— by Mitchell Clark, B. Comm.
The news that the manufacturing sector has been improving around the world was significant and represents a very positive tone for investors. In the U.S. and Europe, the news was that the sector contraction was slowing. According to the numbers, China’s manufacturing sector expanded in July at its greatest rate in a year. What’s happening in China is that domestic demand is offsetting a weak export market. This is a very positive development for that country. Whether we like it or not, China’s domestic wealth affects our own. Just think about Buick’s success as a global brand. It can’t do it without China.
It’s difficult to tell where things are going to go in our economy; anything could happen. Still, the recent data on manufacturing, durable goods, consumer spending, and housing can only be considered as positive. The only area that hasn’t turned a corner yet is employment. This likely will take the rest of the year.

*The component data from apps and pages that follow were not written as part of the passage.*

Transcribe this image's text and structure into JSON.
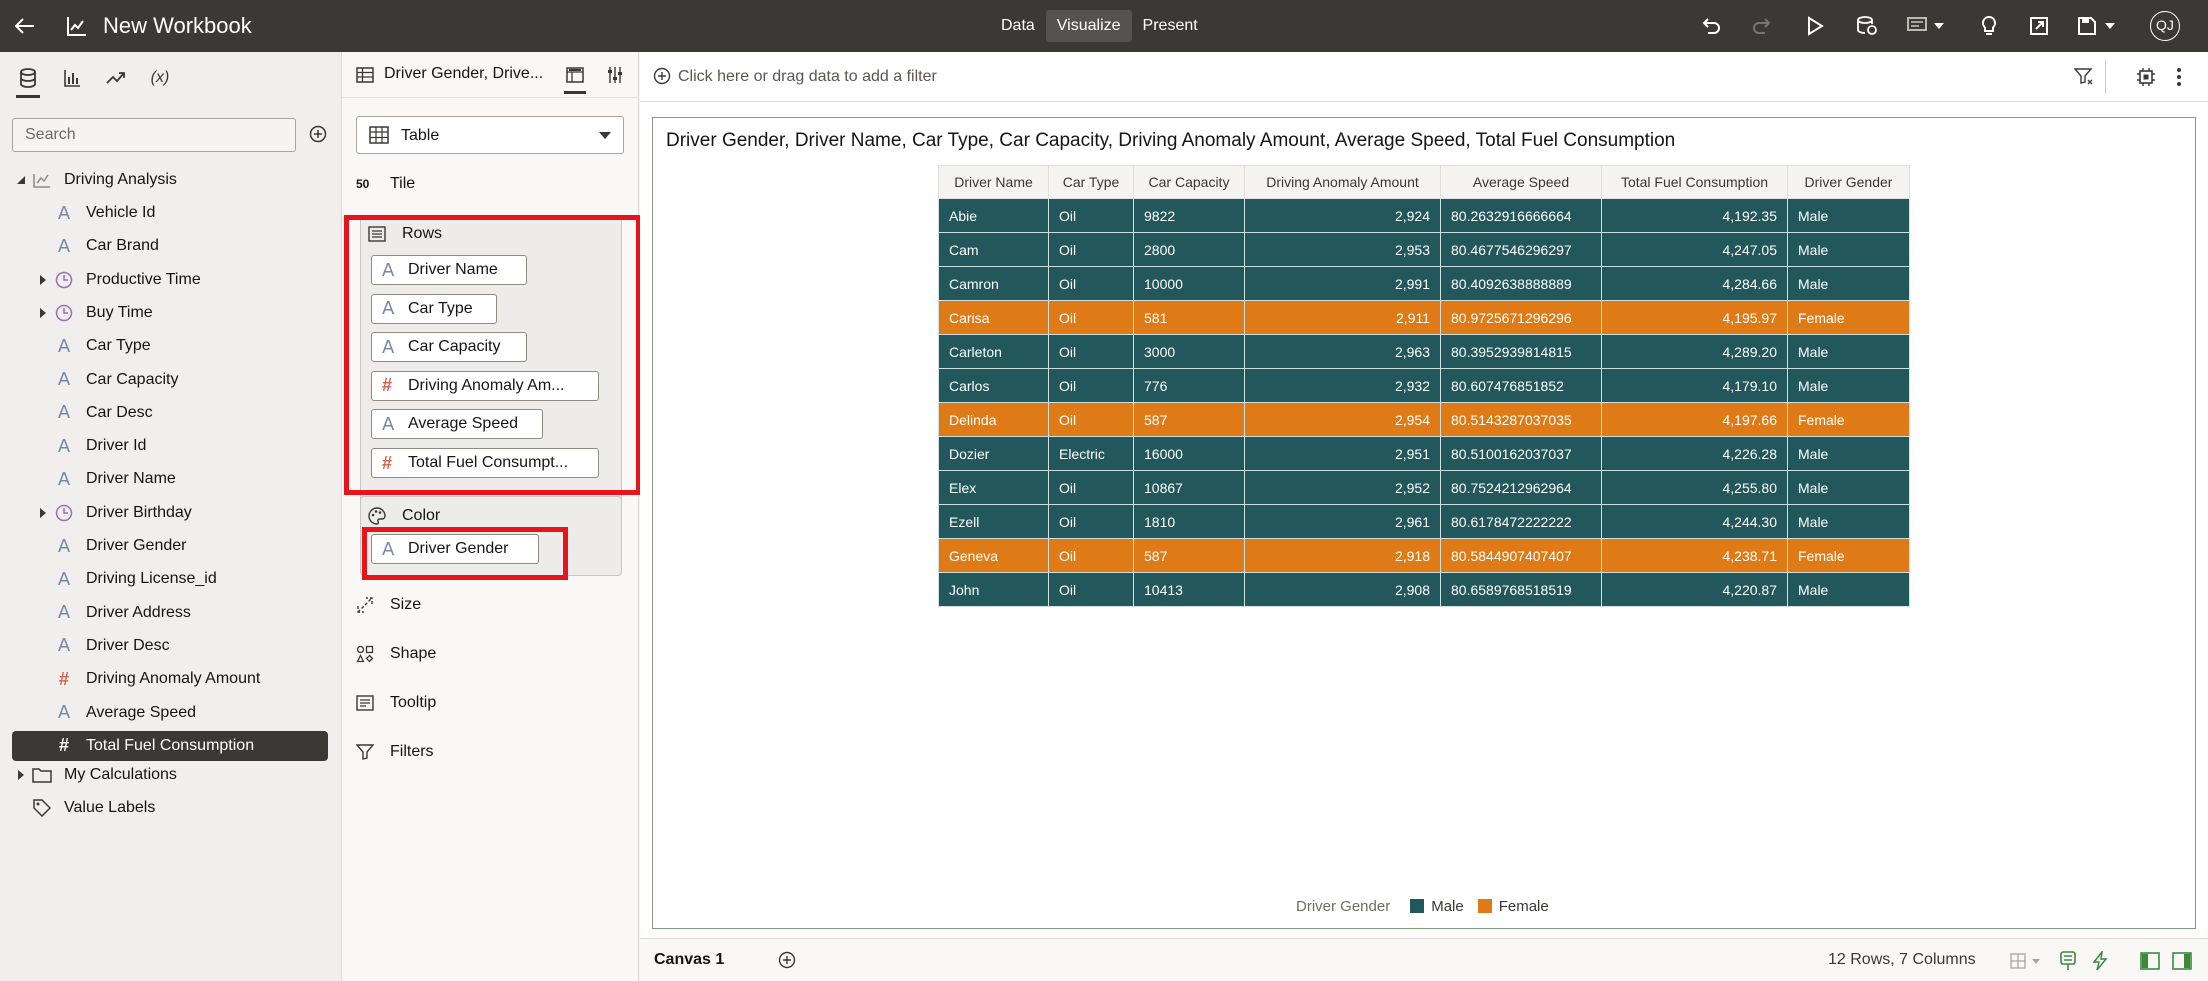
{
  "app": {
    "title": "New Workbook",
    "modes": [
      "Data",
      "Visualize",
      "Present"
    ],
    "active_mode": "Visualize",
    "user_initials": "QJ"
  },
  "data_panel": {
    "tabs": [
      "data-tab",
      "visualizations-tab",
      "analytics-tab",
      "calculations-tab"
    ],
    "calc_tab_label": "(x)",
    "search_placeholder": "Search",
    "dataset_name": "Driving Analysis",
    "items": [
      {
        "label": "Vehicle Id",
        "type": "attribute"
      },
      {
        "label": "Car Brand",
        "type": "attribute"
      },
      {
        "label": "Productive Time",
        "type": "time",
        "expandable": true
      },
      {
        "label": "Buy Time",
        "type": "time",
        "expandable": true
      },
      {
        "label": "Car Type",
        "type": "attribute"
      },
      {
        "label": "Car Capacity",
        "type": "attribute"
      },
      {
        "label": "Car Desc",
        "type": "attribute"
      },
      {
        "label": "Driver Id",
        "type": "attribute"
      },
      {
        "label": "Driver Name",
        "type": "attribute"
      },
      {
        "label": "Driver Birthday",
        "type": "time",
        "expandable": true
      },
      {
        "label": "Driver Gender",
        "type": "attribute"
      },
      {
        "label": "Driving License_id",
        "type": "attribute"
      },
      {
        "label": "Driver Address",
        "type": "attribute"
      },
      {
        "label": "Driver Desc",
        "type": "attribute"
      },
      {
        "label": "Driving Anomaly Amount",
        "type": "measure"
      },
      {
        "label": "Average Speed",
        "type": "attribute"
      },
      {
        "label": "Total Fuel Consumption",
        "type": "measure",
        "selected": true
      }
    ],
    "my_calculations": "My Calculations",
    "value_labels": "Value Labels"
  },
  "grammar": {
    "viz_name": "Driver Gender, Drive...",
    "viz_type": "Table",
    "tile_label": "Tile",
    "tile_icon_text": "50",
    "rows_label": "Rows",
    "rows": [
      {
        "label": "Driver Name",
        "type": "attribute"
      },
      {
        "label": "Car Type",
        "type": "attribute"
      },
      {
        "label": "Car Capacity",
        "type": "attribute"
      },
      {
        "label": "Driving Anomaly Am...",
        "type": "measure"
      },
      {
        "label": "Average Speed",
        "type": "attribute"
      },
      {
        "label": "Total Fuel Consumpt...",
        "type": "measure"
      }
    ],
    "color_label": "Color",
    "color_pill": "Driver Gender",
    "size_label": "Size",
    "shape_label": "Shape",
    "tooltip_label": "Tooltip",
    "filters_label": "Filters"
  },
  "filter_bar": {
    "placeholder": "Click here or drag data to add a filter"
  },
  "viz": {
    "title": "Driver Gender, Driver Name, Car Type, Car Capacity, Driving Anomaly Amount, Average Speed, Total Fuel Consumption",
    "columns": [
      "Driver Name",
      "Car Type",
      "Car Capacity",
      "Driving Anomaly Amount",
      "Average Speed",
      "Total Fuel Consumption",
      "Driver Gender"
    ],
    "rows": [
      [
        "Abie",
        "Oil",
        "9822",
        "2,924",
        "80.2632916666664",
        "4,192.35",
        "Male"
      ],
      [
        "Cam",
        "Oil",
        "2800",
        "2,953",
        "80.4677546296297",
        "4,247.05",
        "Male"
      ],
      [
        "Camron",
        "Oil",
        "10000",
        "2,991",
        "80.4092638888889",
        "4,284.66",
        "Male"
      ],
      [
        "Carisa",
        "Oil",
        "581",
        "2,911",
        "80.9725671296296",
        "4,195.97",
        "Female"
      ],
      [
        "Carleton",
        "Oil",
        "3000",
        "2,963",
        "80.3952939814815",
        "4,289.20",
        "Male"
      ],
      [
        "Carlos",
        "Oil",
        "776",
        "2,932",
        "80.607476851852",
        "4,179.10",
        "Male"
      ],
      [
        "Delinda",
        "Oil",
        "587",
        "2,954",
        "80.5143287037035",
        "4,197.66",
        "Female"
      ],
      [
        "Dozier",
        "Electric",
        "16000",
        "2,951",
        "80.5100162037037",
        "4,226.28",
        "Male"
      ],
      [
        "Elex",
        "Oil",
        "10867",
        "2,952",
        "80.7524212962964",
        "4,255.80",
        "Male"
      ],
      [
        "Ezell",
        "Oil",
        "1810",
        "2,961",
        "80.6178472222222",
        "4,244.30",
        "Male"
      ],
      [
        "Geneva",
        "Oil",
        "587",
        "2,918",
        "80.5844907407407",
        "4,238.71",
        "Female"
      ],
      [
        "John",
        "Oil",
        "10413",
        "2,908",
        "80.6589768518519",
        "4,220.87",
        "Male"
      ]
    ],
    "legend_title": "Driver Gender",
    "legend": [
      {
        "label": "Male",
        "color": "#22575c"
      },
      {
        "label": "Female",
        "color": "#df7b16"
      }
    ]
  },
  "bottom": {
    "canvas_tab": "Canvas 1",
    "row_count": "12 Rows, 7 Columns"
  },
  "colors": {
    "topbar": "#3a3936",
    "highlight": "#e8141b",
    "male": "#22575c",
    "female": "#df7b16"
  }
}
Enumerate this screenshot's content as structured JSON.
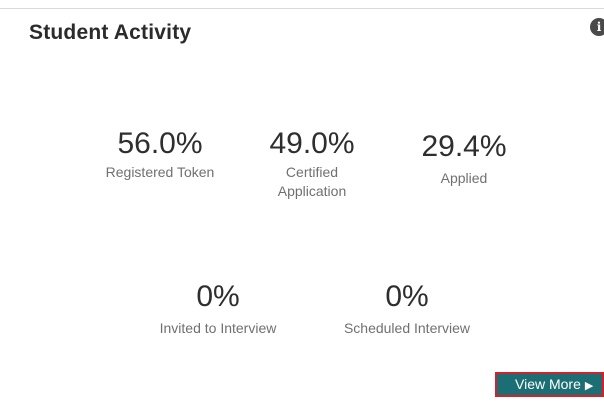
{
  "card": {
    "title": "Student Activity",
    "info_icon": "info-icon",
    "info_glyph": "i"
  },
  "stats": [
    {
      "value": "56.0%",
      "label": "Registered Token"
    },
    {
      "value": "49.0%",
      "label": "Certified Application"
    },
    {
      "value": "29.4%",
      "label": "Applied"
    },
    {
      "value": "0%",
      "label": "Invited to Interview"
    },
    {
      "value": "0%",
      "label": "Scheduled Interview"
    }
  ],
  "view_more": {
    "label": "View More",
    "icon": "play-arrow-icon",
    "glyph": "▶"
  },
  "colors": {
    "button_bg": "#1b6f74",
    "button_border": "#d6202a"
  }
}
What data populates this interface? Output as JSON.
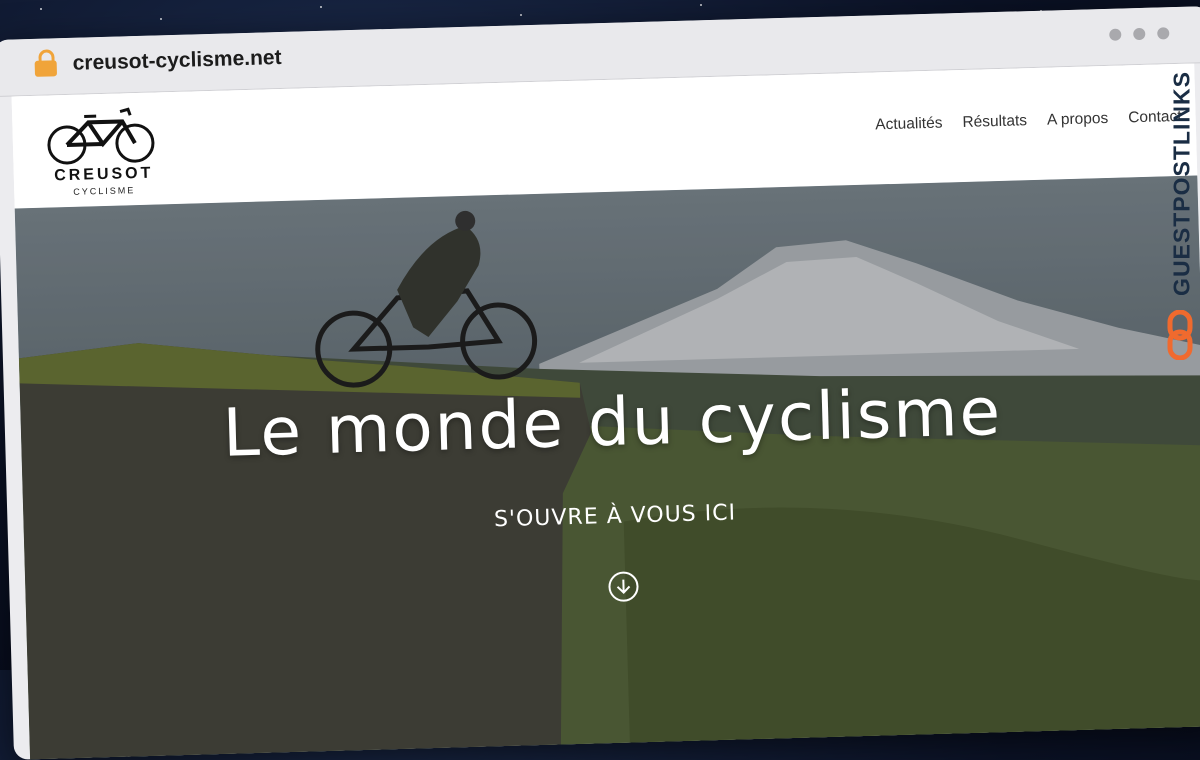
{
  "browser": {
    "url": "creusot-cyclisme.net"
  },
  "header": {
    "logo_name": "CREUSOT",
    "logo_sub": "CYCLISME",
    "nav": [
      "Actualités",
      "Résultats",
      "A propos",
      "Contact"
    ]
  },
  "hero": {
    "title": "Le monde du cyclisme",
    "subtitle": "S'OUVRE À VOUS ICI"
  },
  "watermark": {
    "text": "GUESTPOSTLINKS"
  },
  "colors": {
    "lock": "#f0a43a",
    "watermark_icon": "#f06a2e"
  }
}
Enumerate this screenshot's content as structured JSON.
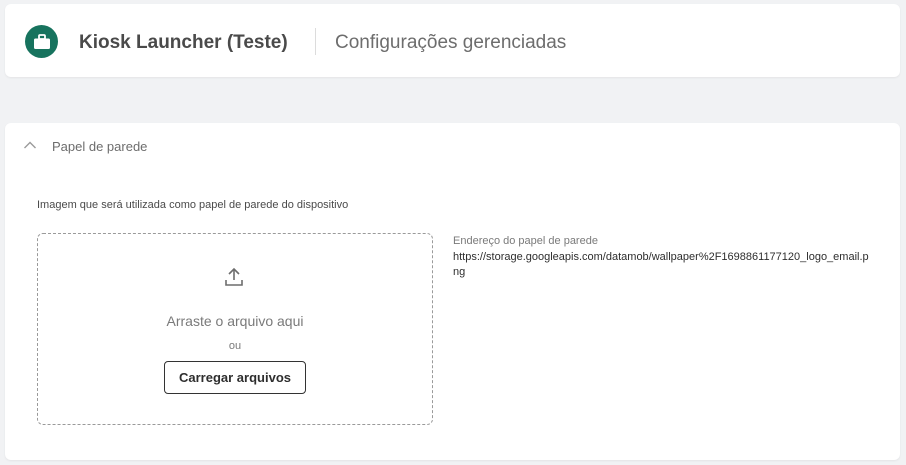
{
  "header": {
    "app_icon": "briefcase-icon",
    "app_title": "Kiosk Launcher (Teste)",
    "page_subtitle": "Configurações gerenciadas"
  },
  "section": {
    "chevron_icon": "chevron-up-icon",
    "title": "Papel de parede",
    "description": "Imagem que será utilizada como papel de parede do dispositivo",
    "dropzone": {
      "icon": "upload-icon",
      "drag_text": "Arraste o arquivo aqui",
      "or_text": "ou",
      "button_label": "Carregar arquivos"
    },
    "url_label": "Endereço do papel de parede",
    "url_value": "https://storage.googleapis.com/datamob/wallpaper%2F1698861177120_logo_email.png"
  },
  "colors": {
    "accent": "#17735e",
    "background": "#f1f2f4"
  }
}
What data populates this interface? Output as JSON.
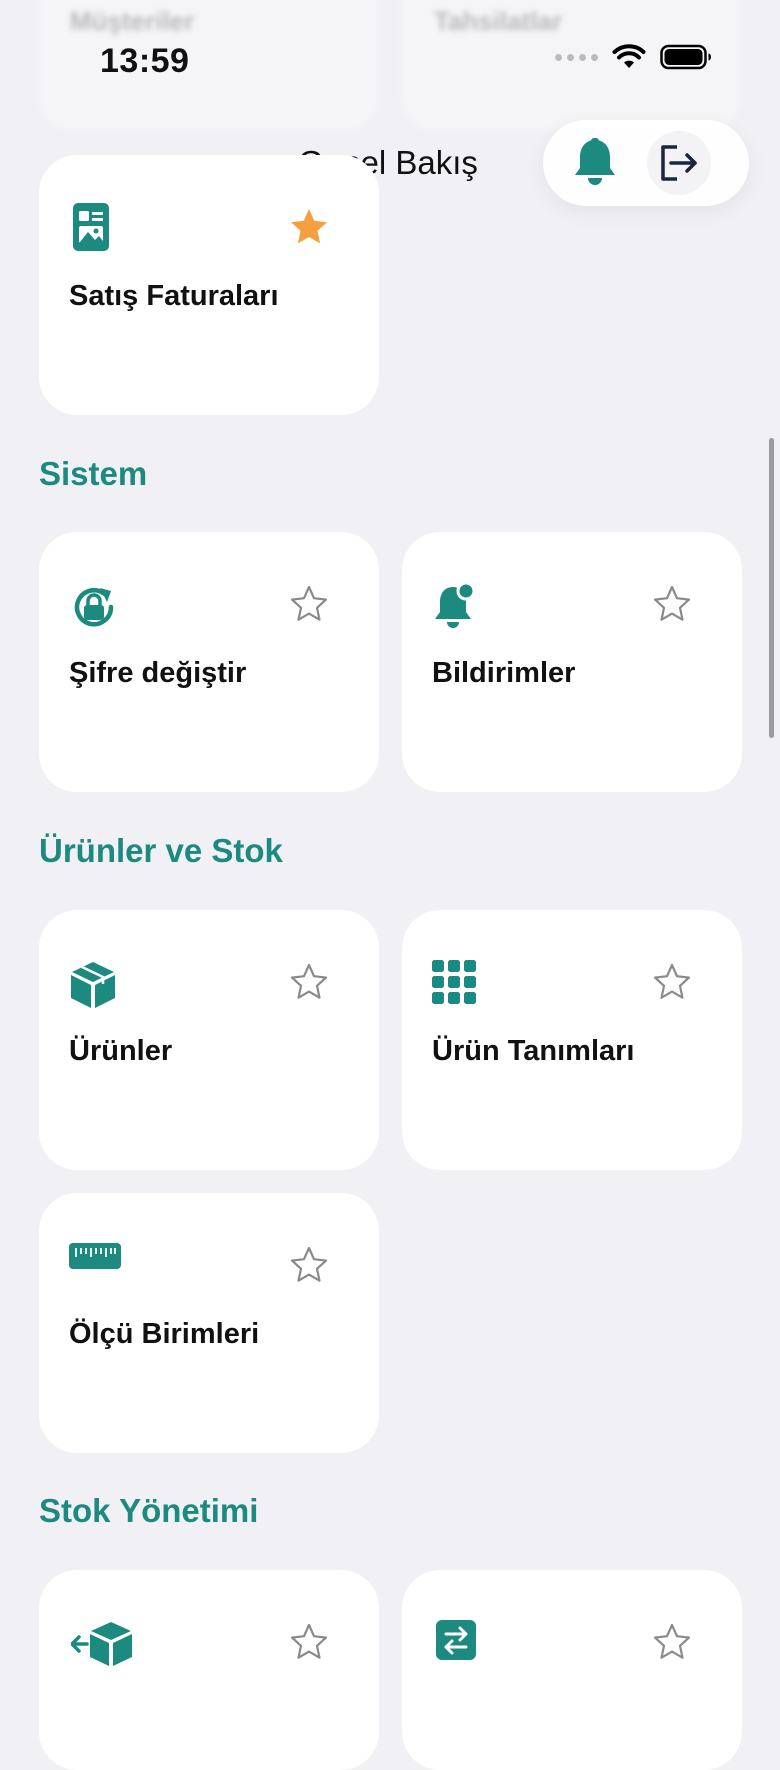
{
  "background_tabs": [
    "Müşteriler",
    "Tahsilatlar"
  ],
  "status_bar": {
    "time": "13:59"
  },
  "nav": {
    "title": "Genel Bakış"
  },
  "accent_color": "#1c8a7e",
  "favorite_color": "#f5a040",
  "favorites_card": {
    "label": "Satış Faturaları",
    "icon": "invoice-image-icon",
    "starred": true
  },
  "sections": [
    {
      "title": "Sistem",
      "cards": [
        {
          "label": "Şifre değiştir",
          "icon": "lock-reset-icon",
          "starred": false
        },
        {
          "label": "Bildirimler",
          "icon": "notification-bell-icon",
          "starred": false
        }
      ]
    },
    {
      "title": "Ürünler ve Stok",
      "cards": [
        {
          "label": "Ürünler",
          "icon": "box-icon",
          "starred": false
        },
        {
          "label": "Ürün Tanımları",
          "icon": "grid-icon",
          "starred": false
        },
        {
          "label": "Ölçü Birimleri",
          "icon": "ruler-icon",
          "starred": false
        }
      ]
    },
    {
      "title": "Stok Yönetimi",
      "cards": [
        {
          "label": "",
          "icon": "box-return-icon",
          "starred": false
        },
        {
          "label": "",
          "icon": "transfer-icon",
          "starred": false
        }
      ]
    }
  ]
}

I still can’t get over the price of a barrel of oil, which just recently broke the $70.00 level. Speculators in oil are trading on the future of the economy. I tend to view oil as overpriced right now. I do think, however, that the price of gold is fairly valued. That commodity has been trading between $900.00 and $1,000 an ounce for quite a while. It could be that investors are actually thinking of China when it comes to both gold and oil prices. China’s appetite for raw materials has not abated. If that economy goes back to double-digit growth, then it’s going to be boom town again for precious metals and other commodities.
As you know, we did have a big run-up in commodity prices based on China’s growth story; then the bubble burst. I think we’ll get a resurgence in a similar kind of way and that investors will benefit by owning some kind of fund or ETF that is exposed to commodities. The pure play trade on China stocks has already panned out. My favorite China ETF is the FXI on New York Stock Exchange and this fund has appreciated about 20% just in the last two weeks. Clearly, Chinese stocks are due for a little break, because they’ve had a strong run over the last couple of months. They will continue, however, to lead the global equity market going forward and I certainly wouldn’t bet against them.
The news that domestic demand is driving China’s increase in manufacturing is very important and it represents the beginning of a shift away from its dependence on exports. If this trend holds over the next several years, this could results in a major new wave of domestic wealth creation in that country. For investors, exposure to China is a must over the next decade.